▶ Task statement:
What you produce should match the records exactly, line for line.
(Supplied material Opens)
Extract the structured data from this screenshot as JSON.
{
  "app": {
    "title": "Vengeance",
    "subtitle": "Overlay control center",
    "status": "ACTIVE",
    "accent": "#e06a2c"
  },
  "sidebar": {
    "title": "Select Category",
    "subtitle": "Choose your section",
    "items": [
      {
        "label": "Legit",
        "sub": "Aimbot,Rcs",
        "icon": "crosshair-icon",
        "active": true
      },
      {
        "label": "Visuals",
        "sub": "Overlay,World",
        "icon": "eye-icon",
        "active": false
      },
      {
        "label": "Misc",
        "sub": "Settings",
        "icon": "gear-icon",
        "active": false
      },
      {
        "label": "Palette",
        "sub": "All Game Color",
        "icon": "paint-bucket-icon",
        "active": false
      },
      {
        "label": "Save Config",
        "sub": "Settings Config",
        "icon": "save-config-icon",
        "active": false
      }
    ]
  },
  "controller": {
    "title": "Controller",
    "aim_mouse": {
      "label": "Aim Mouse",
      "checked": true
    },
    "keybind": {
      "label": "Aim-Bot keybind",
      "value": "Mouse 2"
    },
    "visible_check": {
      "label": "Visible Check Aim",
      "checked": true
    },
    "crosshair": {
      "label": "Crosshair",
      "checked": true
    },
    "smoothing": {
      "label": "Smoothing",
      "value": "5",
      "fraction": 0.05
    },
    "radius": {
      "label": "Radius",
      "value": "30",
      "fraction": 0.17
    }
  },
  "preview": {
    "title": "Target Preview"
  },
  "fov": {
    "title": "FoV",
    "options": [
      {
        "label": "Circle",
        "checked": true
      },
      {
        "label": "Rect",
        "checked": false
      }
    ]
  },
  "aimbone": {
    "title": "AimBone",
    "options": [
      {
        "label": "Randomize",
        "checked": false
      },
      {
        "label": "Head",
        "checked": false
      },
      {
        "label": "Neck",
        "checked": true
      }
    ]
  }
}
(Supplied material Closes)
▶ Response for this exercise:
Extract the structured data from this screenshot as JSON.
{
  "app": {
    "title": "Vengeance",
    "subtitle": "Overlay control center",
    "status": "ACTIVE",
    "accent": "#e06a2c"
  },
  "sidebar": {
    "title": "Select Category",
    "subtitle": "Choose your section",
    "items": [
      {
        "label": "Legit",
        "sub": "Aimbot,Rcs",
        "icon": "crosshair-icon",
        "active": true
      },
      {
        "label": "Visuals",
        "sub": "Overlay,World",
        "icon": "eye-icon",
        "active": false
      },
      {
        "label": "Misc",
        "sub": "Settings",
        "icon": "gear-icon",
        "active": false
      },
      {
        "label": "Palette",
        "sub": "All Game Color",
        "icon": "paint-bucket-icon",
        "active": false
      },
      {
        "label": "Save Config",
        "sub": "Settings Config",
        "icon": "save-config-icon",
        "active": false
      }
    ]
  },
  "controller": {
    "title": "Controller",
    "aim_mouse": {
      "label": "Aim Mouse",
      "checked": true
    },
    "keybind": {
      "label": "Aim-Bot keybind",
      "value": "Mouse 2"
    },
    "visible_check": {
      "label": "Visible Check Aim",
      "checked": true
    },
    "crosshair": {
      "label": "Crosshair",
      "checked": true
    },
    "smoothing": {
      "label": "Smoothing",
      "value": "5",
      "fraction": 0.05
    },
    "radius": {
      "label": "Radius",
      "value": "30",
      "fraction": 0.17
    }
  },
  "preview": {
    "title": "Target Preview"
  },
  "fov": {
    "title": "FoV",
    "options": [
      {
        "label": "Circle",
        "checked": true
      },
      {
        "label": "Rect",
        "checked": false
      }
    ]
  },
  "aimbone": {
    "title": "AimBone",
    "options": [
      {
        "label": "Randomize",
        "checked": false
      },
      {
        "label": "Head",
        "checked": false
      },
      {
        "label": "Neck",
        "checked": true
      }
    ]
  }
}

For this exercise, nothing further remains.